--- START ---
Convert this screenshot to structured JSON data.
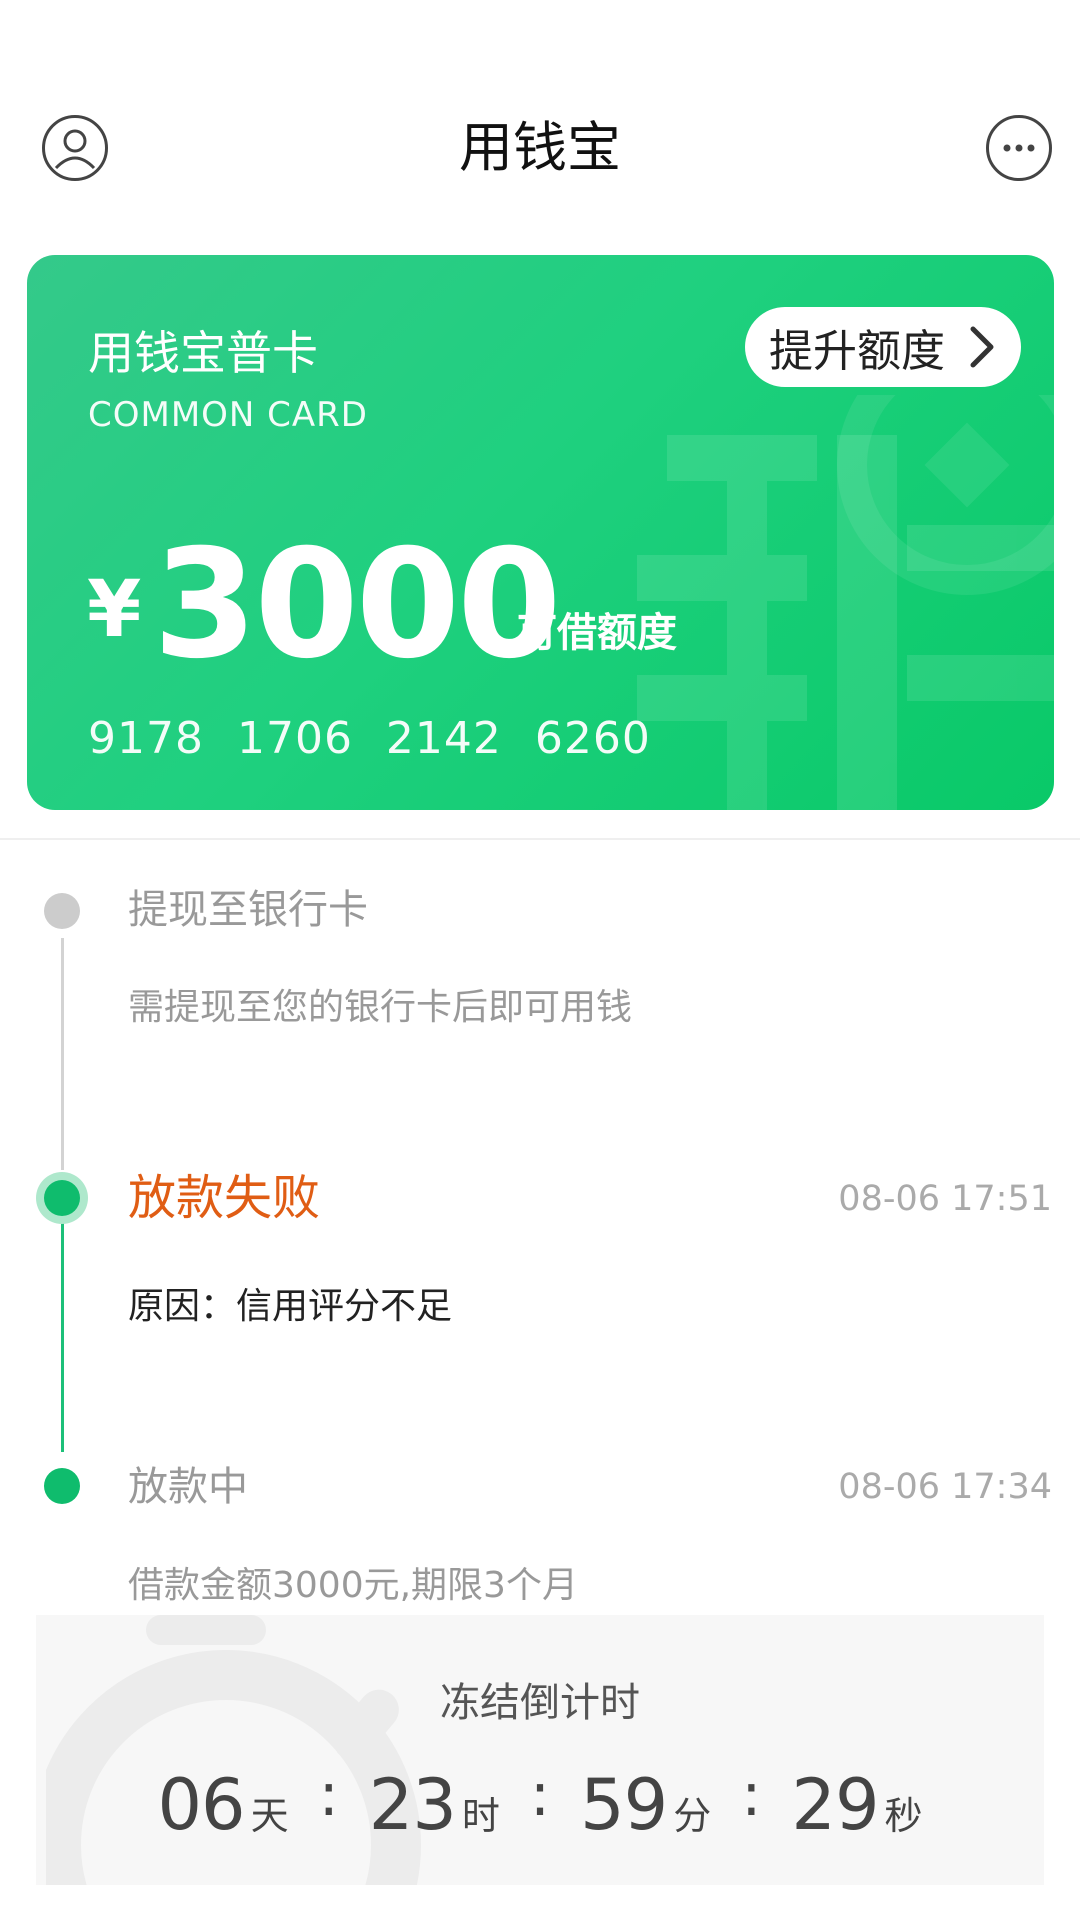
{
  "header": {
    "title": "用钱宝",
    "profile_icon": "user-profile-icon",
    "more_icon": "more-dots-icon"
  },
  "card": {
    "title": "用钱宝普卡",
    "subtitle": "COMMON CARD",
    "raise_button_label": "提升额度",
    "currency_symbol": "¥",
    "amount": "3000",
    "amount_label": "可借额度",
    "card_number": "9178 1706 2142 6260",
    "gradient_start": "#34c98a",
    "gradient_end": "#09c968"
  },
  "timeline": [
    {
      "title": "提现至银行卡",
      "description": "需提现至您的银行卡后即可用钱",
      "time": "",
      "status": "pending"
    },
    {
      "title": "放款失败",
      "description": "原因：信用评分不足",
      "time": "08-06 17:51",
      "status": "failed"
    },
    {
      "title": "放款中",
      "description": "借款金额3000元,期限3个月",
      "time": "08-06 17:34",
      "status": "done"
    }
  ],
  "countdown": {
    "title": "冻结倒计时",
    "days": "06",
    "days_unit": "天",
    "hours": "23",
    "hours_unit": "时",
    "minutes": "59",
    "minutes_unit": "分",
    "seconds": "29",
    "seconds_unit": "秒",
    "separator": ":"
  },
  "colors": {
    "accent_green": "#0fbc6d",
    "failure_orange": "#e05d14"
  }
}
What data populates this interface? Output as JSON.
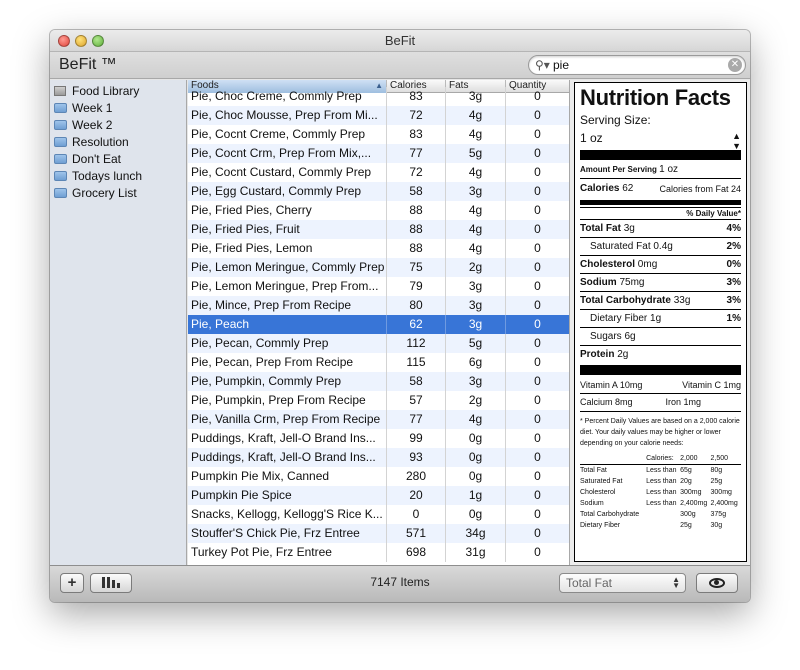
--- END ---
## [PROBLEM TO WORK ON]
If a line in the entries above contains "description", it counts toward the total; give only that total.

## [TASK ANSWER]
3